NASA's TESS spacecraft finds exoplanet candidates by looking for "blinking" stars. When a planet passes in front of its star, TESS and NASA's Kepler spacecraft see the light dim in front of the star, which indicates a possible exoplanet. More than 5,100 exoplanets have been confirmed using this method, but thousands more are out there. 

After TESS identifies a potential planet candidate, much more work needs to happen before it can be "confirmed" among the exoplanet count. Ground-based telescopes on Earth can be used to follow up to see if it was a planet that caused this dip in light or if another object, like a dust cloud or nearby binary star, could be the source. 

According to SETI, the citizen science program will focus on potential exoplanets that have some similar traits to our own gas giant planet Jupiter, known as exo-Jupiters.

Recently, 20 astronomers of the network helped confirm a TESS exoplanet candidate named TOI 1812.01, located more than 563 light-years from Earth. 

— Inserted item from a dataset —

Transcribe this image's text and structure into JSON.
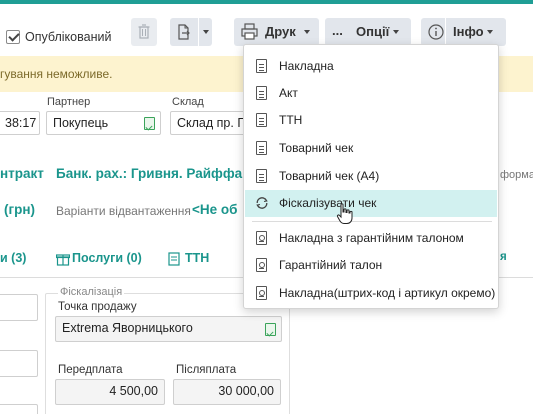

"Observing exoplanets like TOI 1812.01 as they cross in front of, or transit, their host stars is a crucial component of confirming their nature as genuine planets and ensuring our ability to study those planetary systems in the future," SETI Institute research scientist Paul Dalba said in a statement. "The specific properties of this planet, namely its long orbit and long transit duration, put it in a category where citizen science coordinated on a global level like the Unistellar Network can be extremely effective."

New exoplanet candidates will be added to the Unistellar website here, where there are instructions on how to observe the transit and share data with the network. Participants can use the Unistellar app to upload their observation data from anywhere in the world. 

SETI and Unistellar say this is an opportunity for anyone to contribute to hunting for exoplanets, even young students. 

NASA currently has nearly 9,000 exoplanet candidates, which include thousands of multi-planet systems. The growing exoplanet field is challenging and exciting because some of these worlds have similar features to Earth. Follow-up observations by the James Webb Space Telescope or WFIRST could help confirm if these worlds potentially host life. 

The space agency recently put sound to all the exoplanets they have found. 

NASA selected sounds for all 5,000 confirmed exoplanets, each represented by musical notes played across decades of discovery.